Taiwan and China split amid civil war in 1949. The two have thriving trade and cultural exchanges but some bilateral events are soured by lingering political tensions.
Yang Kuang-you, a veteran Taiwanese actor who invited Li and other mainland performers to the Sunday concert in Taipei, said Taiwan's Cabinet-level Mainland Affairs Council forbade them to speak to the news media.
"The Chinese ... asked why they must act like mutes in Taiwan while their Taiwanese counterparts are free to speak as they like on the mainland," Yang said.
The concert was broadcast on China's Southeast Television, which co-sponsored the event.
Southeast Television operates in Fujian province, which lies 150 kilometers (95 miles) across the Taiwan Strait.
MAC Chairman Joseph Wu denied the Taiwan government banned Li and the other Chinese from making public remarks, but admitted that some restrictions had been imposed on their actions.

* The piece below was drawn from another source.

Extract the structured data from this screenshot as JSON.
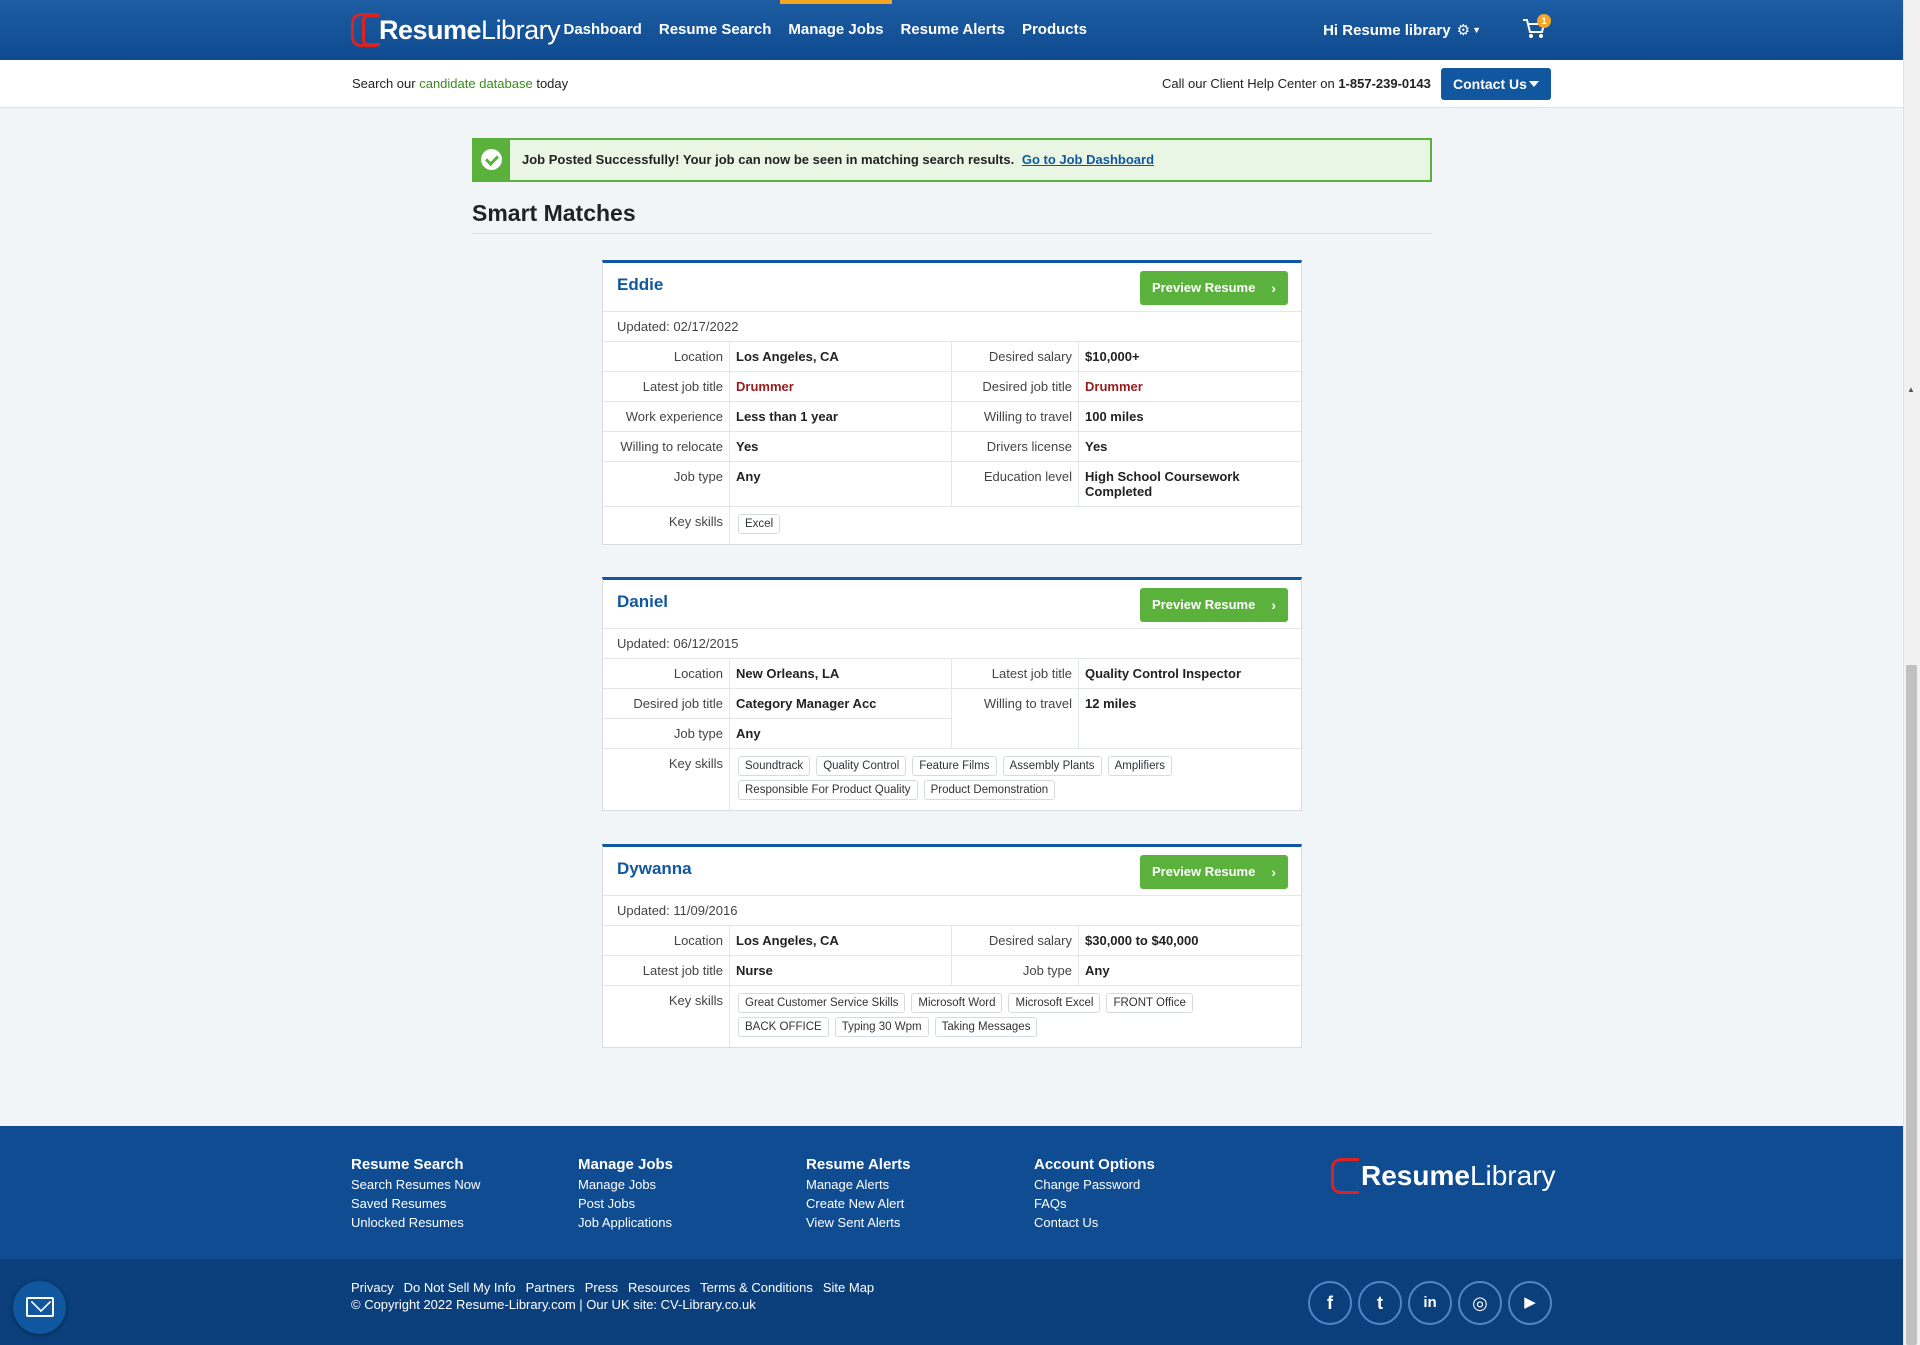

He said authorities feared Southeast Television might use the concert to serve political purposes and "therefore we made some demands."
He did not elaborate.
Li, appearing in her trademark shaggy hair, captured the hearts of Taiwanese fans at the concert but largely shunned reporters.
"I've been a quiet person anyway," Taiwan's United Daily News quoted the 21-year-old singer as saying.
Her silence rankled some of her mainland fans.
"She seems to be treated as a panda in Taiwan," one said on Sina.com., a Chinese government-sanctioned Web site.
Last August Li garnered 3.5 million votes from fans all over China to win the final of the "Super Girls" competition -- an "American Idol"-type pop star contest -- on China's Hunan Satellite Television.
Chinese cultural writers said the "transgender appeal" of the lanky Sichuan province native helped her win votes from both male and female viewers.
Jonathan Lee, an acclaimed Taiwanese song writer, said the Taiwan government should have treated the Chinese as honored guests.
"When Taiwanese have performed on the mainland, we received a lot of assistance from the Chinese," he said.